So for an example, think about a time you were certain your code was correct. You look at the error, then back to your code, then back to the error. And you're still sure your code is right. Of course, the compiler is (almost) always right. You want to document these so they don't trip you up again.
Other good candidates are those runtime errors where you cannot for the life of you track down where the error even occurred in your code. You’ll want to write down what this experience was like so the next time it happens, you’ll be able to fix it quickly. By writing about it, you’ll also motivate yourself to avoid it as well.
Then there are also dumb mistakes that you should record because it’ll teach you the right way faster. Like when you’re starting out you might use the
(+) operator to try to append two strings instead of the
(++) operator. By writing down errors like this, you'll learn quirky language features much faster.
One final group of things you should track down is awesome solutions. Not just bug fixes, but solutions to your central programming problems. For instance, you found your program was too slow, but you used a better data structure to improve it. Not only does it feel good to write about things that went well, you’ll have a record of what you did. That way, you’ll be able to apply it next time as well. These kinds of items (both the good and the bad) make good fodder for technical interviews. Interviewers are often keen to see what kinds of challenges you’ve overcome to show your growth potential as an engineer.

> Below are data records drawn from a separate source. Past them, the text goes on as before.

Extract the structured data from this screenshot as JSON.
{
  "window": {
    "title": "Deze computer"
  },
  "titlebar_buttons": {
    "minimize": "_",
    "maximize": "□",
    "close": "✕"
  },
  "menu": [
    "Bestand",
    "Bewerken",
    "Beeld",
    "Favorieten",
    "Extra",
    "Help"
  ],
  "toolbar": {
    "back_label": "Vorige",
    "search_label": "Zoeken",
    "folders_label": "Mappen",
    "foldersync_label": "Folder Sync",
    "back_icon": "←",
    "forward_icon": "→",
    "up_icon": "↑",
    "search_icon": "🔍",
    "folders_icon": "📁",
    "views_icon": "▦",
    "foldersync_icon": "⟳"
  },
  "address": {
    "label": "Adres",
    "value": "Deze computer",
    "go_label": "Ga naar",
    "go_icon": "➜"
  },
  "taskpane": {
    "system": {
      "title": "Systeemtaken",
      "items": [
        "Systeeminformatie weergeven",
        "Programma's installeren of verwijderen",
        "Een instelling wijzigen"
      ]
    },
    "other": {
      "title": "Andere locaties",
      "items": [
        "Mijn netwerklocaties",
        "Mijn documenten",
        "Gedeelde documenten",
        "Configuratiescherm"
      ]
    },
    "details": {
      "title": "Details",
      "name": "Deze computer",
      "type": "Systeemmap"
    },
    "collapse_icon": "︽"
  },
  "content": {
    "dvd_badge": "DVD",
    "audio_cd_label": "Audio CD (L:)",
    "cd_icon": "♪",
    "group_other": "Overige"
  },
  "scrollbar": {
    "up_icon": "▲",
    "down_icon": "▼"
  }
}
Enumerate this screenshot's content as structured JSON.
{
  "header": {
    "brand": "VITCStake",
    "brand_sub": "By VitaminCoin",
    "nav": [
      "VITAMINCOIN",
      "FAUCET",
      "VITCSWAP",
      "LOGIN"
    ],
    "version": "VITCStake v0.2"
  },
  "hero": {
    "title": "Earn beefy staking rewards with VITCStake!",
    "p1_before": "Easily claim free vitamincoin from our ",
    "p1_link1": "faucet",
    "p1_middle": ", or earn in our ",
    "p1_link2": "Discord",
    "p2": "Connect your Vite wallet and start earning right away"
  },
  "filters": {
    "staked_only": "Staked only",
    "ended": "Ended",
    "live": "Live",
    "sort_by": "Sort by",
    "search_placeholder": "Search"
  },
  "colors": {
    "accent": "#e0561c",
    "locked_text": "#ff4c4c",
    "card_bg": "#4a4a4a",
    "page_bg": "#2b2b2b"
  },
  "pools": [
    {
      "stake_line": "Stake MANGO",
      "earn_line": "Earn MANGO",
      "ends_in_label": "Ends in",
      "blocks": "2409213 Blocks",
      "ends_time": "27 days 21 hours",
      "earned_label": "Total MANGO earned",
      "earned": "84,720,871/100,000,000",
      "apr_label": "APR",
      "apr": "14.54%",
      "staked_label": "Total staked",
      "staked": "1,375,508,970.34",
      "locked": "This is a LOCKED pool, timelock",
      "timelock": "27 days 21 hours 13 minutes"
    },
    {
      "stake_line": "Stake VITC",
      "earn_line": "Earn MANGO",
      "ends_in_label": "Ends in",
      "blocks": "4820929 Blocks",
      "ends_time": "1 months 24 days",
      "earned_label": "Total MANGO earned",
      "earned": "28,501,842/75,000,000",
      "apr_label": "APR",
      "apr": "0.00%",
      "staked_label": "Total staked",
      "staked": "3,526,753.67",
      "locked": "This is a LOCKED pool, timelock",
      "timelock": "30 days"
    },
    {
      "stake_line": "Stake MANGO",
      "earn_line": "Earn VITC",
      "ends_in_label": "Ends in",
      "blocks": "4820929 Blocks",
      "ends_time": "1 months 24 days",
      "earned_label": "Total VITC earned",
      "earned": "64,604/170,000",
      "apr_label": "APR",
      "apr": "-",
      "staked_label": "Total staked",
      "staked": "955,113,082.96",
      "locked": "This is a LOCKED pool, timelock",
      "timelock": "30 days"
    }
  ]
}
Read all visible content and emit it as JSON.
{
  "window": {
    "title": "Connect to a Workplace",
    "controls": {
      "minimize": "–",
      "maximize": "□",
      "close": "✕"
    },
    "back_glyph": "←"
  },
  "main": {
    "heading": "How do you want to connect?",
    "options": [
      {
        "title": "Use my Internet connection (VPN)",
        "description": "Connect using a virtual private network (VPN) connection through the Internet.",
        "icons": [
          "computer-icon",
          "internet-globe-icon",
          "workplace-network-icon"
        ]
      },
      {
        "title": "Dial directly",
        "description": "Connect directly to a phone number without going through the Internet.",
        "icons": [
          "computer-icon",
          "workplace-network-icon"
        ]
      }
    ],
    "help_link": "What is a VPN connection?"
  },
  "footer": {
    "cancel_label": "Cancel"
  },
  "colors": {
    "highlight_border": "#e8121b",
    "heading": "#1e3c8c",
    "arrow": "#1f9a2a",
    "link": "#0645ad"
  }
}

I have one example that demonstrates the good and bad of recording mistakes. I had a nasty bug when I was trying to build my Haskell project using Cabal. I remember it being a linker error that didn’t point to any particular file. I did a good job in making a mental note that the solution was to add something to the “.cabal” file. But I didn’t write down the full context or full solution. So in the future, I'll see a linker error and know I have to do something in the “.cabal” file, but I won’t be sure exactly what. So I’ll still be more likely to repeat this error than I would if I had written down the full resolution.
It’s an oft-repeated mantra that practice makes perfect. But as anyone who’s mastered a skill can tell you, only good practice makes perfect. Bad or mindless practice will leave you stuck. Or worse, it will ingrain poor habits that will take more time to undo. Deliberate practice is the process of solidifying knowledge by building up tiny habits. You pick one thing to focus on, and ignore everything else. Then you learn that focus until it has become subconscious. Only then do you move on to learning other things. This approach requires a great deal of patience.
One final thing we have to understand about learning is the need to embrace the possibility that we will make mistakes. Once we have done this, we can make a plan for recording those mistakes. This way, we can learn from them and not repeat them. This will dramatically improve our pace of development.
If you want start out on your journey of deliberate practice, you should download our Recursion Workbook! In addition to some content on recursion, it contains 10 practice problems. The answer start from
undefined so you can build up your solutions step-by-step. It's a great way to learn deliberate practice ideas!
If you’ve never written a line of Haskell before, don’t be afraid! You should check out our Getting Started Checklist. It will walk you through installing Haskell and give you some helpful tools for starting on your Haskell journey!